Exercise requirements = Each entry below should be written out exactly as it is, with no pictures.

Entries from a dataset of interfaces
════════════════
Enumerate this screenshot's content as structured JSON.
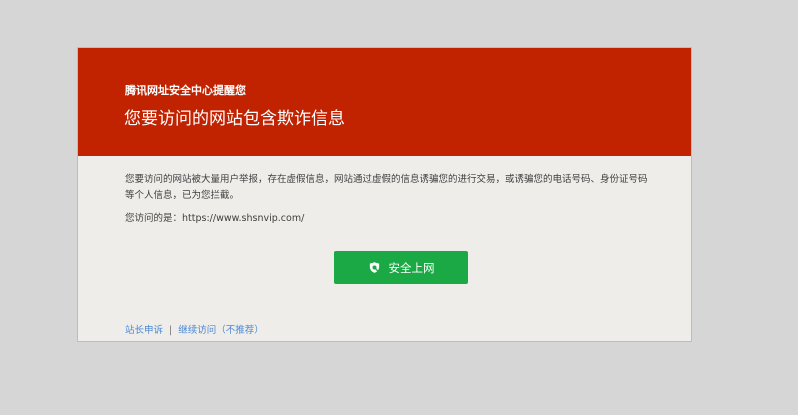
{
  "warning": {
    "brand_line": "腾讯网址安全中心提醒您",
    "title": "您要访问的网站包含欺诈信息",
    "description": "您要访问的网站被大量用户举报，存在虚假信息，网站通过虚假的信息诱骗您的进行交易，或诱骗您的电话号码、身份证号码等个人信息，已为您拦截。",
    "url_label": "您访问的是：",
    "url": "https://www.shsnvip.com/",
    "safe_button_label": "安全上网",
    "safe_button_icon": "shield-check-icon",
    "footer_links": {
      "appeal": "站长申诉",
      "separator": "|",
      "continue": "继续访问（不推荐）"
    }
  },
  "colors": {
    "page_background": "#d6d6d6",
    "header_red": "#c12200",
    "card_background": "#efedea",
    "button_green": "#1ba945",
    "link_blue": "#4a88d4",
    "body_text": "#3f3f3f"
  }
}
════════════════
Task answer =
Enumerate this screenshot's content as structured JSON.
{
  "warning": {
    "brand_line": "腾讯网址安全中心提醒您",
    "title": "您要访问的网站包含欺诈信息",
    "description": "您要访问的网站被大量用户举报，存在虚假信息，网站通过虚假的信息诱骗您的进行交易，或诱骗您的电话号码、身份证号码等个人信息，已为您拦截。",
    "url_label": "您访问的是：",
    "url": "https://www.shsnvip.com/",
    "safe_button_label": "安全上网",
    "safe_button_icon": "shield-check-icon",
    "footer_links": {
      "appeal": "站长申诉",
      "separator": "|",
      "continue": "继续访问（不推荐）"
    }
  },
  "colors": {
    "page_background": "#d6d6d6",
    "header_red": "#c12200",
    "card_background": "#efedea",
    "button_green": "#1ba945",
    "link_blue": "#4a88d4",
    "body_text": "#3f3f3f"
  }
}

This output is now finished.